Start of INPUT RECORDS

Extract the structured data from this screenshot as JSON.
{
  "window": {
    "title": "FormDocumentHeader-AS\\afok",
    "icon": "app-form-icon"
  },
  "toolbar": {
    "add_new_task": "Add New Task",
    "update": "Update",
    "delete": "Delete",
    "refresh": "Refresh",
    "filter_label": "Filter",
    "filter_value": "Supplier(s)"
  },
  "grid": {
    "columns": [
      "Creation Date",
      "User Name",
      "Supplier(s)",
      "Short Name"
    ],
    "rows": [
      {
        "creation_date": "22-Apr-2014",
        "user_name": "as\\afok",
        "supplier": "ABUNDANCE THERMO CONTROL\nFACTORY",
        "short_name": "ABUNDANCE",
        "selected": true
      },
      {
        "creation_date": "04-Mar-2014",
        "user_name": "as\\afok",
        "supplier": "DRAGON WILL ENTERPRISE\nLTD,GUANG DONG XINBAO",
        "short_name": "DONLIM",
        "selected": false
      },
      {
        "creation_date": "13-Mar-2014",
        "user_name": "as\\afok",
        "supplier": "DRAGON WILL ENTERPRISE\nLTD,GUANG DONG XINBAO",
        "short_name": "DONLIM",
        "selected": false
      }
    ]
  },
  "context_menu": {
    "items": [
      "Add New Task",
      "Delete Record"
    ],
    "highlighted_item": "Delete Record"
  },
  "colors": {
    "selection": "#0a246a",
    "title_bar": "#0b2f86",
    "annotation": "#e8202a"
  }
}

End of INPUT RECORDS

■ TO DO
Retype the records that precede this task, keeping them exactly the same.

■ OUTPUT FOR THIS EXERCISE
Extract the structured data from this screenshot as JSON.
{
  "window": {
    "title": "FormDocumentHeader-AS\\afok",
    "icon": "app-form-icon"
  },
  "toolbar": {
    "add_new_task": "Add New Task",
    "update": "Update",
    "delete": "Delete",
    "refresh": "Refresh",
    "filter_label": "Filter",
    "filter_value": "Supplier(s)"
  },
  "grid": {
    "columns": [
      "Creation Date",
      "User Name",
      "Supplier(s)",
      "Short Name"
    ],
    "rows": [
      {
        "creation_date": "22-Apr-2014",
        "user_name": "as\\afok",
        "supplier": "ABUNDANCE THERMO CONTROL\nFACTORY",
        "short_name": "ABUNDANCE",
        "selected": true
      },
      {
        "creation_date": "04-Mar-2014",
        "user_name": "as\\afok",
        "supplier": "DRAGON WILL ENTERPRISE\nLTD,GUANG DONG XINBAO",
        "short_name": "DONLIM",
        "selected": false
      },
      {
        "creation_date": "13-Mar-2014",
        "user_name": "as\\afok",
        "supplier": "DRAGON WILL ENTERPRISE\nLTD,GUANG DONG XINBAO",
        "short_name": "DONLIM",
        "selected": false
      }
    ]
  },
  "context_menu": {
    "items": [
      "Add New Task",
      "Delete Record"
    ],
    "highlighted_item": "Delete Record"
  },
  "colors": {
    "selection": "#0a246a",
    "title_bar": "#0b2f86",
    "annotation": "#e8202a"
  }
}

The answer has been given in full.